Eco-friendly villages - World Vision’s initiative to restore the ecosystem

Friday, June 4, 2021

"The use of organic manure produced from earthworms and dung increases the fertility of the land. Besides, the yield of non-toxic vegetables and fruits is getting better," says Rupali, a resident of an eco-friendly village.

Eco-friendly villages are small, self-sufficient communities that live from and for their natural surroundings. An ecovillage strives to produce the least possible negative impact on the natural environment through intentional physical design and resident behavior choices. Eco-villagers are united by shared ecological, social-economic, and cultural-spiritual values. Concretely, eco-villagers seek alternatives to ecologically destructive electrical, water, transportation, and waste-treatment systems, as well as the larger social systems that mirror and support them. Composting is one of the components of an eco-friendly village.
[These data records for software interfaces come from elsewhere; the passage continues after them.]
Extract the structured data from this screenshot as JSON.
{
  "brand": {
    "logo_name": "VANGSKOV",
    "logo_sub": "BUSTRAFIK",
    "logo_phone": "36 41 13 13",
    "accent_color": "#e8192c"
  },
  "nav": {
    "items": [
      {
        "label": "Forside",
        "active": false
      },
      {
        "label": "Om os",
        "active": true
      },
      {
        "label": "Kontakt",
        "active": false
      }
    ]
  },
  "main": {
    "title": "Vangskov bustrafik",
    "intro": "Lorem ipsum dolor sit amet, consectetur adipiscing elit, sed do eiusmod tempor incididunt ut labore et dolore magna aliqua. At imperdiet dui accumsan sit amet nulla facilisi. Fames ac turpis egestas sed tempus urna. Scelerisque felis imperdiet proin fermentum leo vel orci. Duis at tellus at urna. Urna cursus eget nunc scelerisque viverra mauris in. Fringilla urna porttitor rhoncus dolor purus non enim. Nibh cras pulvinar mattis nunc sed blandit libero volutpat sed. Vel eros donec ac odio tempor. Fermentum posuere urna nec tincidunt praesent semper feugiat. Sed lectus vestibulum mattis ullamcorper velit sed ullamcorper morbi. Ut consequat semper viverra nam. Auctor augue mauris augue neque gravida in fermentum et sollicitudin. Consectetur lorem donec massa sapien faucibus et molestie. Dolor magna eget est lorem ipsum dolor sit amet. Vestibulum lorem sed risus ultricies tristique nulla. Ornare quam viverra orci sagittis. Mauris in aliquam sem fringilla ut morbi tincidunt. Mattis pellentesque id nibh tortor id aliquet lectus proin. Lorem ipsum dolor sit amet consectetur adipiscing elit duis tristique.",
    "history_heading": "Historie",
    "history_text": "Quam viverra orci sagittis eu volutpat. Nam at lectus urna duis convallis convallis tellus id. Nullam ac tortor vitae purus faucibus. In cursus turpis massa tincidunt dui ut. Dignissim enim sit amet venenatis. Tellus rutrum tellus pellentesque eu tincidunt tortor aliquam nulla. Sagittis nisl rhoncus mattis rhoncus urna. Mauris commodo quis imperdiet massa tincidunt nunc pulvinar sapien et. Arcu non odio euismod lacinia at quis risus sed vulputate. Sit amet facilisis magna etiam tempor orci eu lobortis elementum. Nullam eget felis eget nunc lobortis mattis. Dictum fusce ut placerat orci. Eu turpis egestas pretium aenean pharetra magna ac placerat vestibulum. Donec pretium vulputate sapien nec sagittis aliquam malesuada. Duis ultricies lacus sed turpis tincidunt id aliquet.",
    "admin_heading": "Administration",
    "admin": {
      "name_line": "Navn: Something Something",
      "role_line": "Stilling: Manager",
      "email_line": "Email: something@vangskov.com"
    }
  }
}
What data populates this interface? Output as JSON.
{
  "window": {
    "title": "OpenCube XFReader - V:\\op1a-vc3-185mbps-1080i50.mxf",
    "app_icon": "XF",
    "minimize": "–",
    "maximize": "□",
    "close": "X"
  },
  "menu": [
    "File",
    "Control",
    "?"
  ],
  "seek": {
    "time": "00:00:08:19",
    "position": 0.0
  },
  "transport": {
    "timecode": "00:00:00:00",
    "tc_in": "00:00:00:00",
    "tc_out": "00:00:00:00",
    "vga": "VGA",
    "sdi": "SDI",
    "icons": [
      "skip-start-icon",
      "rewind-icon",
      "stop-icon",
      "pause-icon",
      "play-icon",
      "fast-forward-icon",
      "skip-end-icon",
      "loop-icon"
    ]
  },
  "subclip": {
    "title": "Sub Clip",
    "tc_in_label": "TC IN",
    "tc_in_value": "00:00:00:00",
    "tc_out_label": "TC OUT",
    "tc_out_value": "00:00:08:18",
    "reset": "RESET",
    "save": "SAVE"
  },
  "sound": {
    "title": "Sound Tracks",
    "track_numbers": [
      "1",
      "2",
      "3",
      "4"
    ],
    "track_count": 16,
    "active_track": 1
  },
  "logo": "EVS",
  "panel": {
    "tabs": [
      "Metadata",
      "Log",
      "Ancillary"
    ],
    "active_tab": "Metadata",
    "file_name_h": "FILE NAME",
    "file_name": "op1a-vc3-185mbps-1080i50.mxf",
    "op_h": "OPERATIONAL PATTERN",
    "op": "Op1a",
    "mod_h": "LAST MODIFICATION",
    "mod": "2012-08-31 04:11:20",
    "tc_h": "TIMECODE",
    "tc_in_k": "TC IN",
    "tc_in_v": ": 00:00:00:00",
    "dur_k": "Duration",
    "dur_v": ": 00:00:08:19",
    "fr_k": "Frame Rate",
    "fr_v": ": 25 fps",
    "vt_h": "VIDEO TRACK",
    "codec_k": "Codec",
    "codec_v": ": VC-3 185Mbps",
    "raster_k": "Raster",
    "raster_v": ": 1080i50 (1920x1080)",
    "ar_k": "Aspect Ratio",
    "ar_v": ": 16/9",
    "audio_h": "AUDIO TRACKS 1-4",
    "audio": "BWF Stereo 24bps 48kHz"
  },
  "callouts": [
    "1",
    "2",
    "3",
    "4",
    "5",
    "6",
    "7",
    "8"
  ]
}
Rural women of the Kishoreganj sub-district in Nilphamari district are increasingly contributing to the family income by producing low-cost, high-profit earthworm compost manure with the technical assistance of World Vision Bangladesh. This little step increased the family income and the production of non-toxic crops, leading the village to become eco-friendly villages. In the Kishoreganj sub-district, a total of 26 farmers started vermicomposting to establish eco-friendly villages.

"We are supporting ultra-poor families to produce organic fertilizer for non-toxic agriculture production. This initiative has created an alternative income source for ultra-poor families. Subsequently, the family members are getting safe food to enjoy good health.," says Amjad Hossain, Program Officer, World Vision Bangladesh.

Women are playing a significant role in vermicomposting. The increasing use of this fertilizer in cultivating vegetables in the homestead garden and/or crop fields has opened up a horizon for the economic prosperity of these women.

Putul, one of the vermicompost producers, says, "I not only use the vermicompost for my own crops but also selling vermicompost to the others farmers."
Putul, one of the vermicompost producers, says, "I not only use the vermicompost for my own crops but also selling vermicompost to the other farmers." 


One of the vermicomposting producers, Monowara says, "I am cultivating green chili, cucumber, guard, ash gourd, and Brinjal in my homestead garden. I got high production by using vermicomposting. My family members are consuming chemical-free fresh vegetables. Also, this is the source of my family's alternative income. Neighbors of my community are also becoming interested in it".    

Nasima Begum, Sub Assistant, Agriculture Officer, Kisoreganj sub-district, said, "Vermicompost is environment friendly, it is the source of chemical-free food. The price of these vegetables and fruits is higher in the market as because it is non-toxic, there is no use of the chemical. Besides, it is cost-effective for the farmers as it is not only replacing the chemical fertilizers but also the crop production is higher. In addition, lands, where this fertilizer is used, are less susceptible to diseases and pests. Other women in the area are increasingly becoming interested in producing this fertilizer. I am grateful to World Vision to initiate eco-friendly village activities".  


In Kisoreganj Area Programme, World Vision is implementing its activities in 28 villages and piloting eco-friendly village activities in four villages. As a result, the village development committees are replicating vermicomposting production. Since 2011, more than 1,000 ultra-poor beneficiary households of this area are continuing compost fertilizer dumping/preserving cow dung and utilizing them in homestead gardens and the crop field.   

In 2021, World Vision will be initiating a total of 177 eco-friendly villages in its 48 area programmes by implementing and promoting programmes like tree plantation, biofortified crops, Bondhu Chula (Friendly Srove), compost and biopesticides usage, hygienic latrine, climate adaptive technologies, floating gardens in coastal bed districts, hydroponic fodder cultivation, solar power use, permaculture, etc. to build more socially, culturally, economically, and/or ecologically sustainable communities.